Research shows that reflexology work helps individuals of all ages with some 78 health concerns ranging from aggressive behavior in children to urinary concerns of the elderly.Of the 78 disorders and 168 studies reviewed in Evidence-Based Reflexology Research for Health Professionals and Researchers , research shows an efficacy of 93.3% (11 negative outcomes) by one measure and 80.12% by another (11 negative outcomes and 22 positive-negative outcomes). The positive-negative studies showed at least one positive measure and at least one
Improvement in blood flow is one of multiple mechanisms of action at work in reflexology technique application. Research shows that reflexology work applied to a reflex area reflecting a body part prompts an improved blood flow to that body part: kidneys, intestines, and the brain (fMRI). Research also shows improved blood flow to the feet.
The value of reflexology for patients post-surgically is demonstrated by fifteen studies conducted in eight countries. As reported in Medical Applications of Reflexology: Findings in Research about Post-operative Care, Maternity Care and Cancer Care (Kunz and Kunz, 2011), patient pain, anxiety and recovery are all aided by the application of reflexology post-operatively. Researchers note the value of reflexology post surgically: speeding recovery time; adding to nursing interventions to ease pain when medication alone is not enough as well
Research shows that reflexology work influences physiological measures of the body. Measures include and demonstrate positive impact on: alpha amylase, blood pressure, systolic blood pressure, pulse rate, blood uric acid level, carbon dioxide (exhaled), cholesterol, cortisol, Doppler sonogram, ECG, EEG, fMRI, free radicals, hemoglobin, oxygen density, oxygen saturation, serotonin, triclycerides, uric acid and white blood cell count as well as immune system, intestinal, kidney and pancreas function. Such measures document that reflexology has an effect, providing an objective yardstick to measure reflexology’s effects and offering evidence of reflexology’s potential benefits.

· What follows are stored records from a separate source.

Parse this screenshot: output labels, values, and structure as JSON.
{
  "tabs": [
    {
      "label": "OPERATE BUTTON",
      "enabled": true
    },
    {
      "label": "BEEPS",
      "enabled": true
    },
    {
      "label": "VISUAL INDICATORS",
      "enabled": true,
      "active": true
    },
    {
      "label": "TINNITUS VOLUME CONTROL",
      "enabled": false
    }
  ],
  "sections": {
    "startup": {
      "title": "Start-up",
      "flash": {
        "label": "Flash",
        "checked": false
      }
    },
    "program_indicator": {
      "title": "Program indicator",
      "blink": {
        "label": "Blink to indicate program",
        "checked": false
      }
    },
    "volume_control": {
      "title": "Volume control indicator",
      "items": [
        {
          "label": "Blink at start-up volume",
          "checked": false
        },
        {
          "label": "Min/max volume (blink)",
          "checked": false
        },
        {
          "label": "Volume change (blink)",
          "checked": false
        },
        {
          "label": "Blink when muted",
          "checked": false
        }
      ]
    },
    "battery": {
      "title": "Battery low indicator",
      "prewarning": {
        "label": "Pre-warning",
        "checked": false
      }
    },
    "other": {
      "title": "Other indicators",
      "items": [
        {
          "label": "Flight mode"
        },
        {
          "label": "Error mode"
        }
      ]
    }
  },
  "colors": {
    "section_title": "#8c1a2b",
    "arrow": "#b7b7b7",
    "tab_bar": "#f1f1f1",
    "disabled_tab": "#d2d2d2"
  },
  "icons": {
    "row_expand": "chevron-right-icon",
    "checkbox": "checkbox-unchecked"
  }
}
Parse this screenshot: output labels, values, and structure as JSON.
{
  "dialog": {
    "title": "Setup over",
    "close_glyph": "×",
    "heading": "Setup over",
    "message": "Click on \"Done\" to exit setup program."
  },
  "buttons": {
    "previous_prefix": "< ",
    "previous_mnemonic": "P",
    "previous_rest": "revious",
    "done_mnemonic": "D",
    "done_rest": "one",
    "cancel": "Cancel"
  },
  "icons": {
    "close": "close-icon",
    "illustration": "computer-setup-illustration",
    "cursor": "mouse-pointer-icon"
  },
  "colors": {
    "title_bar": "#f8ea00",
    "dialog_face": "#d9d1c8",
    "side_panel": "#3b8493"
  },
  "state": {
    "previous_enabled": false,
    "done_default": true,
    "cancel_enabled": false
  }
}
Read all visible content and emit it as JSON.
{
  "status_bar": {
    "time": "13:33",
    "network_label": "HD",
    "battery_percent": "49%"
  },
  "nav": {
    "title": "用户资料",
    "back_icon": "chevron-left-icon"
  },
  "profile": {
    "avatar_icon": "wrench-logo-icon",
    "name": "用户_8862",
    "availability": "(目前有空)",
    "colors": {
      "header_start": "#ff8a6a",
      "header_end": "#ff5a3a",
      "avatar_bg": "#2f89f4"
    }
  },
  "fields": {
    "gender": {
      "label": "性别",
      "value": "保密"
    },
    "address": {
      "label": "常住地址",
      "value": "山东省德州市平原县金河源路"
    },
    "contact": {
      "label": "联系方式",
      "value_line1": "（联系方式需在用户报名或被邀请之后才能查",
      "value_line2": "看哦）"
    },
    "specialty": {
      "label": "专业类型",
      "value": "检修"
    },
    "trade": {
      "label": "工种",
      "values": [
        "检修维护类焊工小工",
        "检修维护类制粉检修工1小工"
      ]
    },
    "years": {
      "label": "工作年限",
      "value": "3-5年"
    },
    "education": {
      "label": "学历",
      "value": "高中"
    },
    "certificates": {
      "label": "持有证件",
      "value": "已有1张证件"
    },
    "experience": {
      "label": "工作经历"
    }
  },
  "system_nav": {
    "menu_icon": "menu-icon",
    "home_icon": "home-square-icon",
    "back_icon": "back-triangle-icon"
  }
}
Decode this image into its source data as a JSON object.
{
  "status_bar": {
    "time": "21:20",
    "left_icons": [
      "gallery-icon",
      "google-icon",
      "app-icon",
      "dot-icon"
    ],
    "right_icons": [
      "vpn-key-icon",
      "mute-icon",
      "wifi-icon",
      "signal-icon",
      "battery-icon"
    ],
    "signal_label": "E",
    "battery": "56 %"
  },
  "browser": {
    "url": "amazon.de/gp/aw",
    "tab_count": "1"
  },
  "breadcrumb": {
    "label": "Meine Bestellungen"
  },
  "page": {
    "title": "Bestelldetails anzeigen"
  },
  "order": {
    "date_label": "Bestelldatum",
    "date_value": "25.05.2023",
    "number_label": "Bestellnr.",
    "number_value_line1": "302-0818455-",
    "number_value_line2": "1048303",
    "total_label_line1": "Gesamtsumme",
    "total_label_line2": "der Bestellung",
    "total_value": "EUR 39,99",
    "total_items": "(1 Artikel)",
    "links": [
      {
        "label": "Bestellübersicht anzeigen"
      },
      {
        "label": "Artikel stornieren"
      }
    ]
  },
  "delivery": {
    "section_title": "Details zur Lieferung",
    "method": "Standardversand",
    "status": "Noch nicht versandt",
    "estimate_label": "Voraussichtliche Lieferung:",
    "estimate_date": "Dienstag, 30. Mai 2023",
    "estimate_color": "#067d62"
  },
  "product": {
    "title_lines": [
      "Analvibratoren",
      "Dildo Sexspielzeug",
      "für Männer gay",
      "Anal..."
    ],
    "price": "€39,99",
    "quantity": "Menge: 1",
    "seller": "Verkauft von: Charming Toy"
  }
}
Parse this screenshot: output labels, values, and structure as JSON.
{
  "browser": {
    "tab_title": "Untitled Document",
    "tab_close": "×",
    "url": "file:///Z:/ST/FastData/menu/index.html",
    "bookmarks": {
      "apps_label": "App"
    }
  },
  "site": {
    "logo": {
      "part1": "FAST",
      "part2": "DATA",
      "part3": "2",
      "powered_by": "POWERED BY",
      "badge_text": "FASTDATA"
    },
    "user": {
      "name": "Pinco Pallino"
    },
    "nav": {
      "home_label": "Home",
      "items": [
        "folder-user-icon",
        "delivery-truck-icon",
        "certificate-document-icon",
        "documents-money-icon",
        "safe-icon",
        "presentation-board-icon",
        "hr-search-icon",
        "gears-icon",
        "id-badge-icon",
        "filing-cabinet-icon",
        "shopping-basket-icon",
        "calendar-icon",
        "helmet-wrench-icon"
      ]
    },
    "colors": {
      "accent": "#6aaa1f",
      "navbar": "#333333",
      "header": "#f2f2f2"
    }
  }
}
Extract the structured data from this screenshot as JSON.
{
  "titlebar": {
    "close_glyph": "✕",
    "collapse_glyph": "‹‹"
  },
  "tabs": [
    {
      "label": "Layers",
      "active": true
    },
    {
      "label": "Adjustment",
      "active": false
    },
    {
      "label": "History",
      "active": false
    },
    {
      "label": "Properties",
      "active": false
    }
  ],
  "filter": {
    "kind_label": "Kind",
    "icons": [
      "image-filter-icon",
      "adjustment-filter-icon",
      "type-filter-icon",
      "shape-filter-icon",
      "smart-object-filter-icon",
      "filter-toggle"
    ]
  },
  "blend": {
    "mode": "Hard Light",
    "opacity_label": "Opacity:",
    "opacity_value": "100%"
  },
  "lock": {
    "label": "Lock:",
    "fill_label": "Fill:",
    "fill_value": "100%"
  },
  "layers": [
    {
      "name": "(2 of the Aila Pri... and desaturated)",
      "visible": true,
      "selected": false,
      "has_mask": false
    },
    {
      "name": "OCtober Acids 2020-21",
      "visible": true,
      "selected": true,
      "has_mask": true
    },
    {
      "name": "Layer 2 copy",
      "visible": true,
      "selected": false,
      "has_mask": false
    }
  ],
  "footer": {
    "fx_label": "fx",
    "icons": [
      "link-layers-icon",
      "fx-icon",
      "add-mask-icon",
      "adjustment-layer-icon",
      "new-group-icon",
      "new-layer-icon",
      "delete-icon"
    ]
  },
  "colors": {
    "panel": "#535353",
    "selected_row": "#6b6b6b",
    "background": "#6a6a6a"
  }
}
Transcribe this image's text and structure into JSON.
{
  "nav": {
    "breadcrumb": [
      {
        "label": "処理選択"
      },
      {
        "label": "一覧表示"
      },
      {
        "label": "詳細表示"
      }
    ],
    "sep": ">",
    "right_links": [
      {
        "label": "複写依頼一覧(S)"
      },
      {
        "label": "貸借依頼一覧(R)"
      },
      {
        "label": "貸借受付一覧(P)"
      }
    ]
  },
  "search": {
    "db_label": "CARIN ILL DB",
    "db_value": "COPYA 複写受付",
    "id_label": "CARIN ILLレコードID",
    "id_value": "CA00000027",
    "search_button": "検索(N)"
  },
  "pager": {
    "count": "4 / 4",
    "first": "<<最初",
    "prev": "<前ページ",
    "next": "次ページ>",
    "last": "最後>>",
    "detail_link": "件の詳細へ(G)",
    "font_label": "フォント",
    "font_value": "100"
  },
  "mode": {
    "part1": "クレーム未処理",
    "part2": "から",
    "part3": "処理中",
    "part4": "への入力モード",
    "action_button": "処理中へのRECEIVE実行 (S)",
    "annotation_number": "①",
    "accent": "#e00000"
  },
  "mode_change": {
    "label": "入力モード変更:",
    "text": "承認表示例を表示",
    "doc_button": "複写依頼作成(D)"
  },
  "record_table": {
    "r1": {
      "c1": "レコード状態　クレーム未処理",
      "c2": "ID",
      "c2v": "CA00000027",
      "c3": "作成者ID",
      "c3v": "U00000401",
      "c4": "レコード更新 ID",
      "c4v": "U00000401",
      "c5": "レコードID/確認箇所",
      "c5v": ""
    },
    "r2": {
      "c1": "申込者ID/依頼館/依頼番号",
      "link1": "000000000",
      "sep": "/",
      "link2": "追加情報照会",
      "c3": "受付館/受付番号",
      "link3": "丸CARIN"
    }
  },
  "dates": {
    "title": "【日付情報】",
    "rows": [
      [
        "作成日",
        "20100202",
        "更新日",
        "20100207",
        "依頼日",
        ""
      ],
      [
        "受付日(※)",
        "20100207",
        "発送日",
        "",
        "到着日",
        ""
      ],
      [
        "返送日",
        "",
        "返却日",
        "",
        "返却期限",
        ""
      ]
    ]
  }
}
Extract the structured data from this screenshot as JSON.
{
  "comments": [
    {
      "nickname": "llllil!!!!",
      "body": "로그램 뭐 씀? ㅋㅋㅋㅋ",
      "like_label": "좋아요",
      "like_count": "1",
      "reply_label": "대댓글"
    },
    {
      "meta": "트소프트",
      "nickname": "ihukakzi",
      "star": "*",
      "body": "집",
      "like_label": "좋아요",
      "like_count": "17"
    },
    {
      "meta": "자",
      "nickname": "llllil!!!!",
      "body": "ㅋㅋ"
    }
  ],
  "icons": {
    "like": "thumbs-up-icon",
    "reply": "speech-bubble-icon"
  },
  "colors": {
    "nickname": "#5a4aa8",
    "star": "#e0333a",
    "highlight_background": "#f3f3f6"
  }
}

For cancer patients, phantom limb pain sufferers, hemodialysis patients, diabetic individuals, neuropathy patients, and many more categories of patients are among those whose need for help exceeds that available through medical practices. Research has demonstrated that reflexology use enhances medical care to help where medicine can’t, for example, lessening or cessation of pain for those with phantom limb pain.
Reflexology programs and research show that reflexology aids the mentally ill, providing needed benefits unique to reflexology work. Mental health workers report that reflexology work furnishes many advantages including facilitating communication and allowing for the client to be “touched during treatment in a safe non-intrusive / abusive manner.” Studies demonstrate from reflexology work proves to be useful or provides positive results for: aggressive and anti-social children, autistic children; those needing emotional support; individuals with post traumatic stress syndrome; individuals with severe and enduring metal illnesses. Research demonstrates that reflexology can reduce depression (11 studies) and anxiety (9 studies).
Women who received reflexology experienced shorter labor times and used less analgesia. In addition, reflexology showed a positive impact on postpartum depression, anxiety, urination and bowel movements. Reflexology work during pregnancy or delivery creates easier birthing / delivery: lessened use of analgesia; reduced duration of labor and labor pains, improvement in primary inertia and retention of placenta. Chinese researchers have found reflexology to be beneficial for women throughout the child-bearing experience from conception to